Sierra Leone has released its last known Ebola patient, according to the World Health Organization.35-year-old Adama Sankoh was discharged from a treatment centre in the northern Bombali district on Monday morning.
The country hasn’t reported a new infection for more than two weeks, according the the National Ebola Response Centre (NERC).
However, a small number of cases are still being reported in neighbouring Guinea.
The milestone comes 15 months after the outbreak was declared in Sierra Leone. Almost 4,000 people have died of Ebola in that country since then.
The country’s President Ernest Bai Koroma attended the celebrations at the clinic run by International Medical Corps.
Vanessa Wolfman, the Medical Director at the facility, said: “Today is a day of hope. People hope this is the beginning of the end. We have fought for so long.”
But the celebrations are tempered with caution. The country still has 28 people in quarantine. They will continue to be monitored until the end of the week in case they develop symptoms.

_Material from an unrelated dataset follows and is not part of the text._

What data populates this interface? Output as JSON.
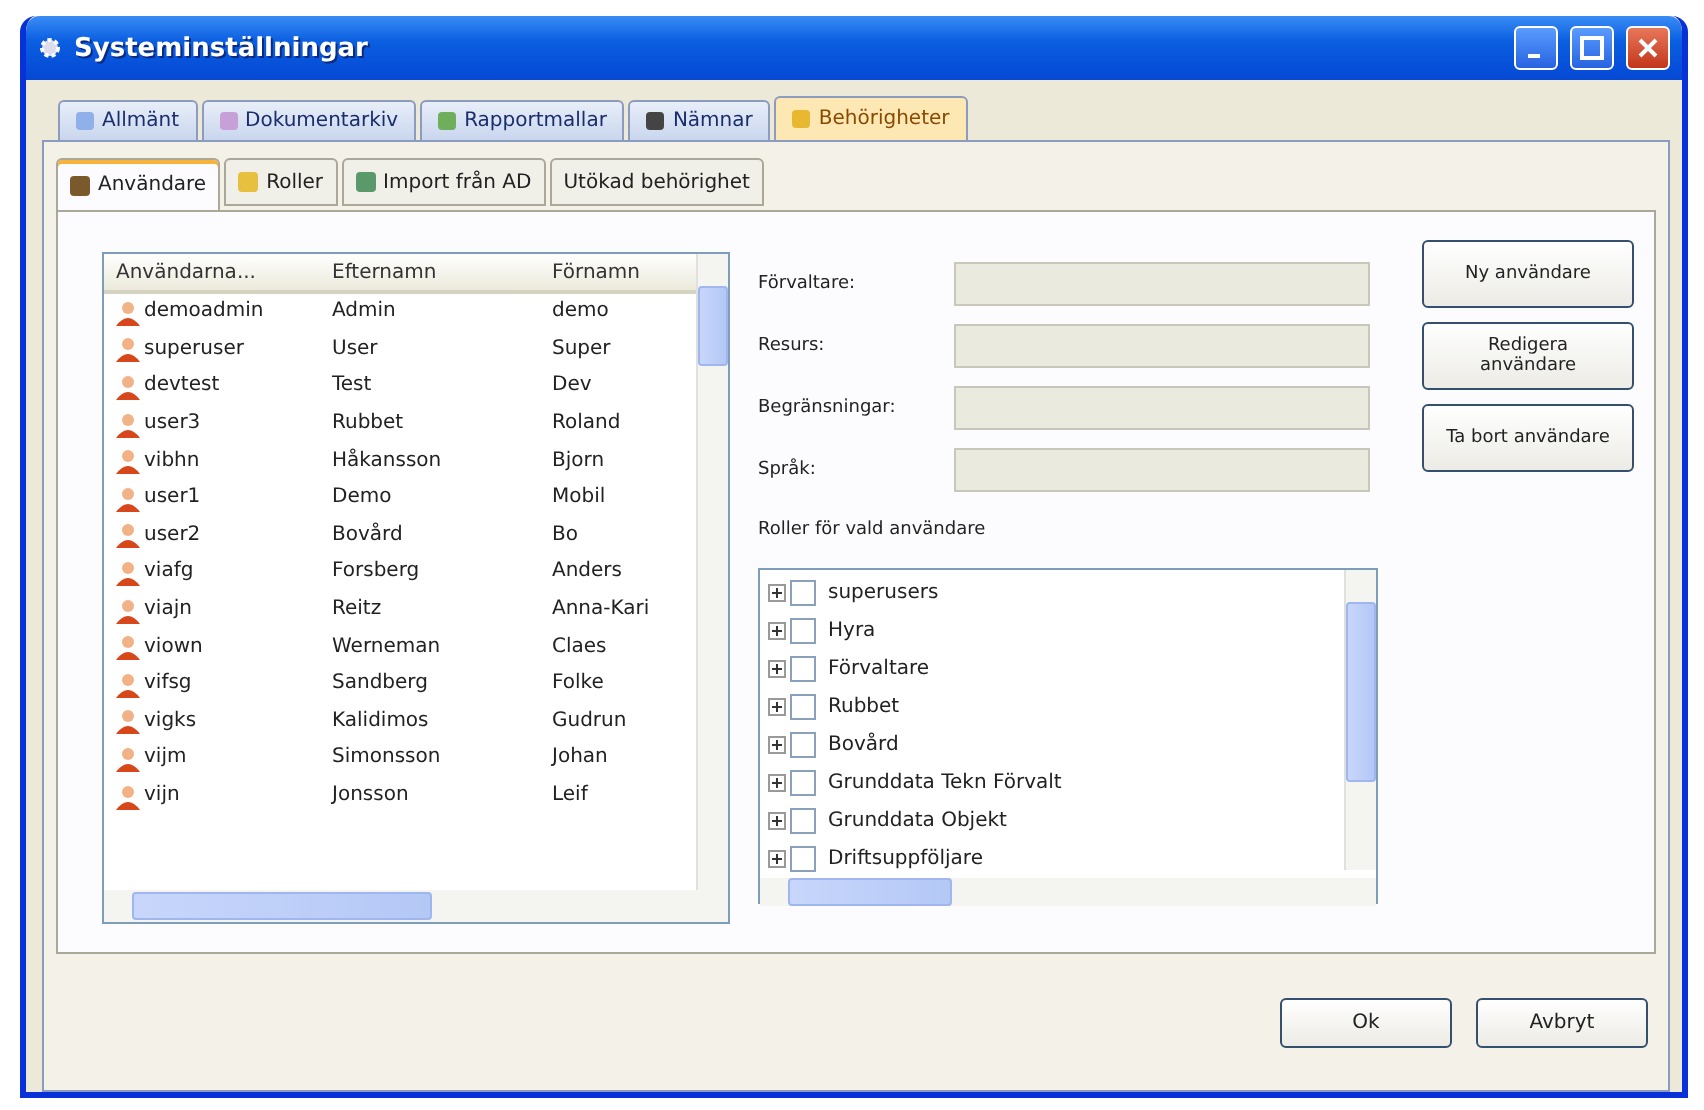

OB Sisay, Director of the situation room of NERC, said: “We might have hidden cases, so we have to continue to be vigilant, continue our surveillance, maintain our discipline of hand-washing and temperature checks, screening and avoid over-crowding.”
The outbreak won’t be declared over until 42 days after the last Ebola patient either dies or is discharged. That 42-day limit is twice the incubation period of the virus.
While there have been no new cases in Sierra Leone for the past 17 days, according to NERC, neighbouring Guinea reported three new infections in the week up to 19th August.
Mr Sisay said: “We are very worried [about Guinea]. We are fervently hoping that our cousins there will make the same progress as we have… Guinea’s problem is our problem.”
Not over yet
Hundreds of millions of dollars have been poured into dealing with the Ebola outbreak.
At the height of the epidemic, dozens of centres opened in Sierra Leone where Ebola patients could be isolated and treated. Now there are 10.
The country’s Ministry of Health is in the process of deciding how many treatment centres it will keep open after the epidemic. The already weak health system was decimated by the outbreak.
But Vanessa Wolfman from the International Medical Corps said it had no immediate plans to close the British-funded facility, including a diagnostics lab.
Symptoms for malaria, a disease that is widespread in Sierra Leone, are similar to those of Ebola, so medics are still seeing suspected cases.
Dr Wolfman said: “As we see the tail end of this we still have safe places for sick people to be referred.”
“We can get people in, isolate them from other community members, do rapid testing and get them back home as soon as possible,” she added.
The NERC said it will continue with heightened surveillance, and specific anti-Ebola safe burial practices, for three months after the outbreak is officially declared over.